# [Entries from a dataset of interfaces]
================================

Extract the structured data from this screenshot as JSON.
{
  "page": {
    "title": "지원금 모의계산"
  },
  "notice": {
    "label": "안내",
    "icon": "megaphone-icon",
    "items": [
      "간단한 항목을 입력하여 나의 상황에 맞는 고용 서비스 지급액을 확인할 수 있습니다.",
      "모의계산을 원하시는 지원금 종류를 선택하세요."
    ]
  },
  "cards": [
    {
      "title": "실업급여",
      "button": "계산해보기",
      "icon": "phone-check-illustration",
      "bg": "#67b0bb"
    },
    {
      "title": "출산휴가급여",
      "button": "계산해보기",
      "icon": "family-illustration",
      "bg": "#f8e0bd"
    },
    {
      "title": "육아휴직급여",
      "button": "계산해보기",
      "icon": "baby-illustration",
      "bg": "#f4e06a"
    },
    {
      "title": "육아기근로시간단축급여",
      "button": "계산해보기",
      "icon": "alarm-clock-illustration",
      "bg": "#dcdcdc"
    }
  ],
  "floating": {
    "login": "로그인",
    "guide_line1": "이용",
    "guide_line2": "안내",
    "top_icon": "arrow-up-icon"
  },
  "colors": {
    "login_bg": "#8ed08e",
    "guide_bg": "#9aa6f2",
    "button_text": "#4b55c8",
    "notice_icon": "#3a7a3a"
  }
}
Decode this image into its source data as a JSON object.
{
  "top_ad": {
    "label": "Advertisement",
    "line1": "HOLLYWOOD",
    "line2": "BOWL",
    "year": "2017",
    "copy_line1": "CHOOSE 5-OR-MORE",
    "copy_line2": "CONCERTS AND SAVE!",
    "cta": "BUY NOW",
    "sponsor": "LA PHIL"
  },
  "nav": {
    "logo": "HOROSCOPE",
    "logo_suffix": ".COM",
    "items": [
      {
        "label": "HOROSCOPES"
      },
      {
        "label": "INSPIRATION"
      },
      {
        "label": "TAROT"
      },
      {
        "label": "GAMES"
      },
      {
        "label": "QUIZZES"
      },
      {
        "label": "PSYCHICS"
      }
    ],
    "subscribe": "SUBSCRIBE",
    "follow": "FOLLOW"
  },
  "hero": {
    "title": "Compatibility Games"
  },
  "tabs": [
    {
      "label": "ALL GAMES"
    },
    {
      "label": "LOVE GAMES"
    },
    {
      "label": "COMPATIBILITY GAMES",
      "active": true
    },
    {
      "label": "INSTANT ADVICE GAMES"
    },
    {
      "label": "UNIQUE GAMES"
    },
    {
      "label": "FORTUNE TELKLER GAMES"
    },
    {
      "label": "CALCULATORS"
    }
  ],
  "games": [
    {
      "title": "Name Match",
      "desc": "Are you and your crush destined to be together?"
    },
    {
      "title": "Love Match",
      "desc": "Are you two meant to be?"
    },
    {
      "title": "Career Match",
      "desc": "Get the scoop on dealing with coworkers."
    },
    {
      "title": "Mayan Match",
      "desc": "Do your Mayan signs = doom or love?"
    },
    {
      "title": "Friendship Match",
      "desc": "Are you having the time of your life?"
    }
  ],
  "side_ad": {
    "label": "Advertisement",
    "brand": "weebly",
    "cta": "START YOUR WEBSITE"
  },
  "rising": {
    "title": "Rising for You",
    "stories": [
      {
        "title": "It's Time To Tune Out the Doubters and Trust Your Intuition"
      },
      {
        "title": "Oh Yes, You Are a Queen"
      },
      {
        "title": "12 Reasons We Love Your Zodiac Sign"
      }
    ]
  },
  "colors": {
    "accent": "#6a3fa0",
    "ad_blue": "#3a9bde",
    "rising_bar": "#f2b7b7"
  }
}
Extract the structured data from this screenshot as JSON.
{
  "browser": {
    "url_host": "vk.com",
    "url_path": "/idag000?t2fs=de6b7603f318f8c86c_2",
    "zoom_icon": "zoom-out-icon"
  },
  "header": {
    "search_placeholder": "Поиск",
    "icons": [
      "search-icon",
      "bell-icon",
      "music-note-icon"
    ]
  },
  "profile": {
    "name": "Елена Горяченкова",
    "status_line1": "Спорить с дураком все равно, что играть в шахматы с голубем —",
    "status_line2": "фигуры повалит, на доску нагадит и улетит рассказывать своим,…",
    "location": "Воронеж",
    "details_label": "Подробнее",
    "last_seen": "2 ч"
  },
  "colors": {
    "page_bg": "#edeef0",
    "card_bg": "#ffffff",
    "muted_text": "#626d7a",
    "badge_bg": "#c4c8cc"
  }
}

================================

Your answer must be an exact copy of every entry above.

Extract the structured data from this screenshot as JSON.
{
  "page": {
    "title": "지원금 모의계산"
  },
  "notice": {
    "label": "안내",
    "icon": "megaphone-icon",
    "items": [
      "간단한 항목을 입력하여 나의 상황에 맞는 고용 서비스 지급액을 확인할 수 있습니다.",
      "모의계산을 원하시는 지원금 종류를 선택하세요."
    ]
  },
  "cards": [
    {
      "title": "실업급여",
      "button": "계산해보기",
      "icon": "phone-check-illustration",
      "bg": "#67b0bb"
    },
    {
      "title": "출산휴가급여",
      "button": "계산해보기",
      "icon": "family-illustration",
      "bg": "#f8e0bd"
    },
    {
      "title": "육아휴직급여",
      "button": "계산해보기",
      "icon": "baby-illustration",
      "bg": "#f4e06a"
    },
    {
      "title": "육아기근로시간단축급여",
      "button": "계산해보기",
      "icon": "alarm-clock-illustration",
      "bg": "#dcdcdc"
    }
  ],
  "floating": {
    "login": "로그인",
    "guide_line1": "이용",
    "guide_line2": "안내",
    "top_icon": "arrow-up-icon"
  },
  "colors": {
    "login_bg": "#8ed08e",
    "guide_bg": "#9aa6f2",
    "button_text": "#4b55c8",
    "notice_icon": "#3a7a3a"
  }
}
Decode this image into its source data as a JSON object.
{
  "top_ad": {
    "label": "Advertisement",
    "line1": "HOLLYWOOD",
    "line2": "BOWL",
    "year": "2017",
    "copy_line1": "CHOOSE 5-OR-MORE",
    "copy_line2": "CONCERTS AND SAVE!",
    "cta": "BUY NOW",
    "sponsor": "LA PHIL"
  },
  "nav": {
    "logo": "HOROSCOPE",
    "logo_suffix": ".COM",
    "items": [
      {
        "label": "HOROSCOPES"
      },
      {
        "label": "INSPIRATION"
      },
      {
        "label": "TAROT"
      },
      {
        "label": "GAMES"
      },
      {
        "label": "QUIZZES"
      },
      {
        "label": "PSYCHICS"
      }
    ],
    "subscribe": "SUBSCRIBE",
    "follow": "FOLLOW"
  },
  "hero": {
    "title": "Compatibility Games"
  },
  "tabs": [
    {
      "label": "ALL GAMES"
    },
    {
      "label": "LOVE GAMES"
    },
    {
      "label": "COMPATIBILITY GAMES",
      "active": true
    },
    {
      "label": "INSTANT ADVICE GAMES"
    },
    {
      "label": "UNIQUE GAMES"
    },
    {
      "label": "FORTUNE TELKLER GAMES"
    },
    {
      "label": "CALCULATORS"
    }
  ],
  "games": [
    {
      "title": "Name Match",
      "desc": "Are you and your crush destined to be together?"
    },
    {
      "title": "Love Match",
      "desc": "Are you two meant to be?"
    },
    {
      "title": "Career Match",
      "desc": "Get the scoop on dealing with coworkers."
    },
    {
      "title": "Mayan Match",
      "desc": "Do your Mayan signs = doom or love?"
    },
    {
      "title": "Friendship Match",
      "desc": "Are you having the time of your life?"
    }
  ],
  "side_ad": {
    "label": "Advertisement",
    "brand": "weebly",
    "cta": "START YOUR WEBSITE"
  },
  "rising": {
    "title": "Rising for You",
    "stories": [
      {
        "title": "It's Time To Tune Out the Doubters and Trust Your Intuition"
      },
      {
        "title": "Oh Yes, You Are a Queen"
      },
      {
        "title": "12 Reasons We Love Your Zodiac Sign"
      }
    ]
  },
  "colors": {
    "accent": "#6a3fa0",
    "ad_blue": "#3a9bde",
    "rising_bar": "#f2b7b7"
  }
}
Extract the structured data from this screenshot as JSON.
{
  "browser": {
    "url_host": "vk.com",
    "url_path": "/idag000?t2fs=de6b7603f318f8c86c_2",
    "zoom_icon": "zoom-out-icon"
  },
  "header": {
    "search_placeholder": "Поиск",
    "icons": [
      "search-icon",
      "bell-icon",
      "music-note-icon"
    ]
  },
  "profile": {
    "name": "Елена Горяченкова",
    "status_line1": "Спорить с дураком все равно, что играть в шахматы с голубем —",
    "status_line2": "фигуры повалит, на доску нагадит и улетит рассказывать своим,…",
    "location": "Воронеж",
    "details_label": "Подробнее",
    "last_seen": "2 ч"
  },
  "colors": {
    "page_bg": "#edeef0",
    "card_bg": "#ffffff",
    "muted_text": "#626d7a",
    "badge_bg": "#c4c8cc"
  }
}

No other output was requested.